Clefts / Blades Returns Policy – A note for the finished bat consumer.
J.S.Wright and Sons Ltd. have a strict returns policy for our English Cricket Bat Willow clefts and blades. (Called blades or clefts depending which country you are in).
English Cricket Bat Willow (referred to as EW) is grown commercially in the UK and has been for over 100 years. We have done everything possible to ensure the wood is in the best possible condition when sold but sometimes natural occurrences can cause issues.
The one issue that causes most of the problems are high winds, this cause’s the trees to move excessively and sometimes to such an extent the fibres break. If it is a serious amount of damage it can be seen by us when the tree is first processed and this is then rejected at that stage, but if it is only slight damage and is not evident in the tree or the rough sawn cleft it may get through to the bat maker and even after making into a bat is very hard to spot. We do not accept any returns at all for any type of natural material defect in the wood that causes splitting or breaking of the bat, it has to be accepted as a natural product and we do not feel our customers (the bat manufacturers) should have to offer replacements either.

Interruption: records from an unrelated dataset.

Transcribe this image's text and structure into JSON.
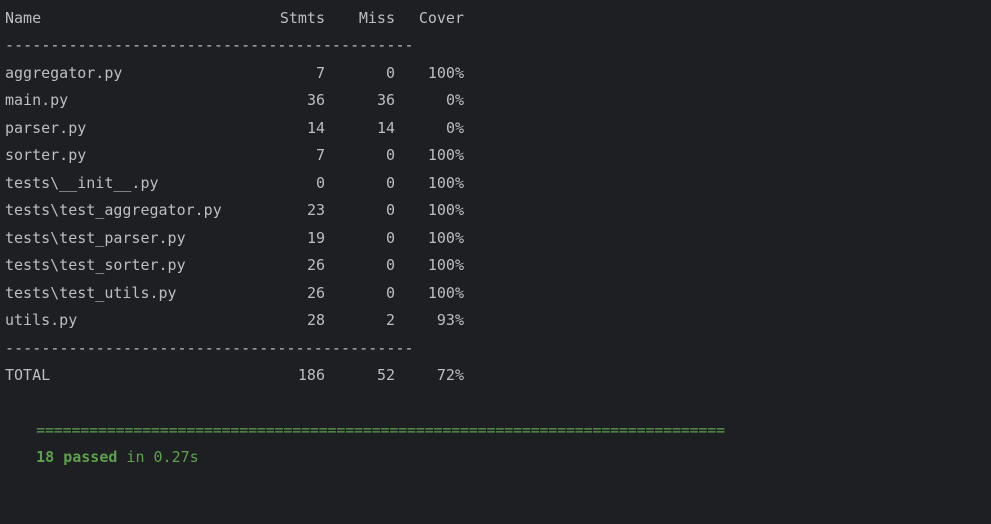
{
  "header": {
    "name": "Name",
    "stmts": "Stmts",
    "miss": "Miss",
    "cover": "Cover"
  },
  "separator": "---------------------------------------------",
  "rows": [
    {
      "name": "aggregator.py",
      "stmts": "7",
      "miss": "0",
      "cover": "100%"
    },
    {
      "name": "main.py",
      "stmts": "36",
      "miss": "36",
      "cover": "0%"
    },
    {
      "name": "parser.py",
      "stmts": "14",
      "miss": "14",
      "cover": "0%"
    },
    {
      "name": "sorter.py",
      "stmts": "7",
      "miss": "0",
      "cover": "100%"
    },
    {
      "name": "tests\\__init__.py",
      "stmts": "0",
      "miss": "0",
      "cover": "100%"
    },
    {
      "name": "tests\\test_aggregator.py",
      "stmts": "23",
      "miss": "0",
      "cover": "100%"
    },
    {
      "name": "tests\\test_parser.py",
      "stmts": "19",
      "miss": "0",
      "cover": "100%"
    },
    {
      "name": "tests\\test_sorter.py",
      "stmts": "26",
      "miss": "0",
      "cover": "100%"
    },
    {
      "name": "tests\\test_utils.py",
      "stmts": "26",
      "miss": "0",
      "cover": "100%"
    },
    {
      "name": "utils.py",
      "stmts": "28",
      "miss": "2",
      "cover": "93%"
    }
  ],
  "total": {
    "name": "TOTAL",
    "stmts": "186",
    "miss": "52",
    "cover": "72%"
  },
  "summary": {
    "bar": "==============================================================================",
    "passed": "18 passed",
    "rest": " in 0.27s"
  },
  "colors": {
    "background": "#1e1f22",
    "text": "#bcbec4",
    "success": "#5fa04e"
  }
}
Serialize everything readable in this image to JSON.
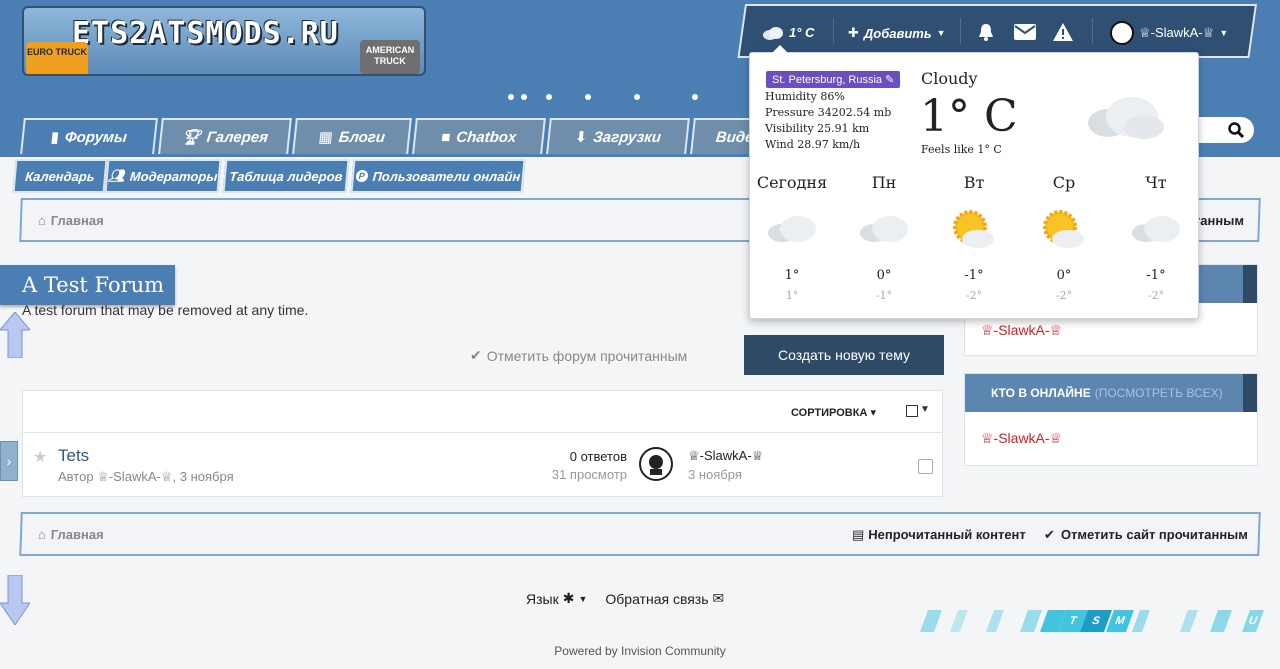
{
  "site": {
    "logo_text": "ETS2ATSMODS.RU",
    "logo_left_badge": "EURO TRUCK",
    "logo_right_badge": "AMERICAN TRUCK"
  },
  "userbar": {
    "weather_temp": "1° C",
    "add_label": "Добавить",
    "username": "♕-SlawkA-♕"
  },
  "nav": {
    "tabs": [
      {
        "label": "Форумы",
        "icon": "book-icon"
      },
      {
        "label": "Галерея",
        "icon": "trophy-icon"
      },
      {
        "label": "Блоги",
        "icon": "calendar-icon"
      },
      {
        "label": "Chatbox",
        "icon": "video-icon"
      },
      {
        "label": "Загрузки",
        "icon": "download-icon"
      },
      {
        "label": "Виде",
        "icon": ""
      }
    ],
    "subtabs": [
      {
        "label": "Календарь"
      },
      {
        "label": "Модераторы",
        "icon": "users-icon"
      },
      {
        "label": "Таблица лидеров"
      },
      {
        "label": "Пользователи онлайн",
        "icon": "online-icon"
      }
    ]
  },
  "breadcrumb": {
    "home": "Главная",
    "right_text": "танным"
  },
  "forum": {
    "title": "A Test Forum",
    "description": "A test forum that may be removed at any time.",
    "mark_read": "Отметить форум прочитанным",
    "new_topic": "Создать новую тему",
    "sort_label": "СОРТИРОВКА"
  },
  "topics": [
    {
      "title": "Tets",
      "author_prefix": "Автор",
      "author": "♕-SlawkA-♕",
      "date": "3 ноября",
      "replies": "0 ответов",
      "views": "31 просмотр",
      "last_user": "♕-SlawkA-♕",
      "last_date": "3 ноября"
    }
  ],
  "sidebar": {
    "box1_user": "♕-SlawkA-♕",
    "online_title": "КТО В ОНЛАЙНЕ",
    "online_link": "(ПОСМОТРЕТЬ ВСЕХ)",
    "online_user": "♕-SlawkA-♕"
  },
  "breadcrumb_bottom": {
    "home": "Главная",
    "unread": "Непрочитанный контент",
    "mark_site": "Отметить сайт прочитанным"
  },
  "footer": {
    "language": "Язык",
    "feedback": "Обратная связь",
    "powered": "Powered by Invision Community"
  },
  "decor": {
    "strip_letters": [
      "T",
      "S",
      "M",
      "U"
    ]
  },
  "weather": {
    "location": "St. Petersburg, Russia",
    "humidity": "Humidity 86%",
    "pressure": "Pressure 34202.54 mb",
    "visibility": "Visibility 25.91 km",
    "wind": "Wind 28.97 km/h",
    "condition": "Cloudy",
    "temp": "1° C",
    "feels": "Feels like 1° C",
    "days": [
      {
        "name": "Сегодня",
        "hi": "1°",
        "lo": "1°",
        "icon": "cloud-icon"
      },
      {
        "name": "Пн",
        "hi": "0°",
        "lo": "-1°",
        "icon": "cloud-icon"
      },
      {
        "name": "Вт",
        "hi": "-1°",
        "lo": "-2°",
        "icon": "sun-cloud-icon"
      },
      {
        "name": "Ср",
        "hi": "0°",
        "lo": "-2°",
        "icon": "sun-cloud-icon"
      },
      {
        "name": "Чт",
        "hi": "-1°",
        "lo": "-2°",
        "icon": "cloud-icon"
      }
    ]
  },
  "colors": {
    "brand_blue": "#4b7fb3",
    "dark_navy": "#2f4a66",
    "username_red": "#d0202a",
    "location_purple": "#6b4fbf"
  }
}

Bats can still break after any amount of use for many different reasons, these are some of the possible circumstances:
- If poor quality, cheap cricket balls are used, cheap balls can be very hard and have very little cork inside as per this photo
- Some manufacturers in the sub-continent are using European Willow and still calling it English Willow. This willow looks good with many narrow grains, it even plays well for a short time but it is very brittle and soon breaks. A lot of fake bats will be made form this wood. It grows wild on the rivers of Europe and has to deal with extremes or heat and cold which makes it very slow growing. It is very hard to tell a European Willow from an English Willow bat, generally European willow will be very narrow grained and have a lot of red colour as per the photo, but not always. If the bat is branded and too cheap to be true it could be European Willow. Photo of European Willow tree here and European Willow cleft.
- Yorkers being bowled, if a bat comes into contact with the ground and a fast delivered Yorker delivery, it can cause splits from the bottom of the bat, as long as the wood remind intact these can normally be repairedWe are also under tremendous pressure to supply lightweight EW clefts and blades. Please note that we dry the wood to a specific moisture content, which is tried and tested and are therefore unable to dry the cleft/blade any further or it will lose its strength. Density of each tree governs the weight of the timber with some being light and some heavy.
The trend for narrow grains (more than 7 in a finished bat) is also something that means bats will not last as long. The wood is older and more brittle so although it plays well with good rebound qualities as soon as it is bought, but it will not last anywhere like as long as a wide grain bat with say 4 to 6 grains. Bats from these wider grain clefts will play well eventually but will need knocking in well and more patience from the batsman. In our opinion the strongest bat you can buy which will hit the ball well is one with wider grains and the butterfly marks in, we have never seen a broken bat with butterfly stains. Good and clean bats are not necessarily the best by any means.
Please be aware of these issues and if there is any cause for complaint please contact the manufacturer, although they are under no obligation to replace the broken bat free of charge.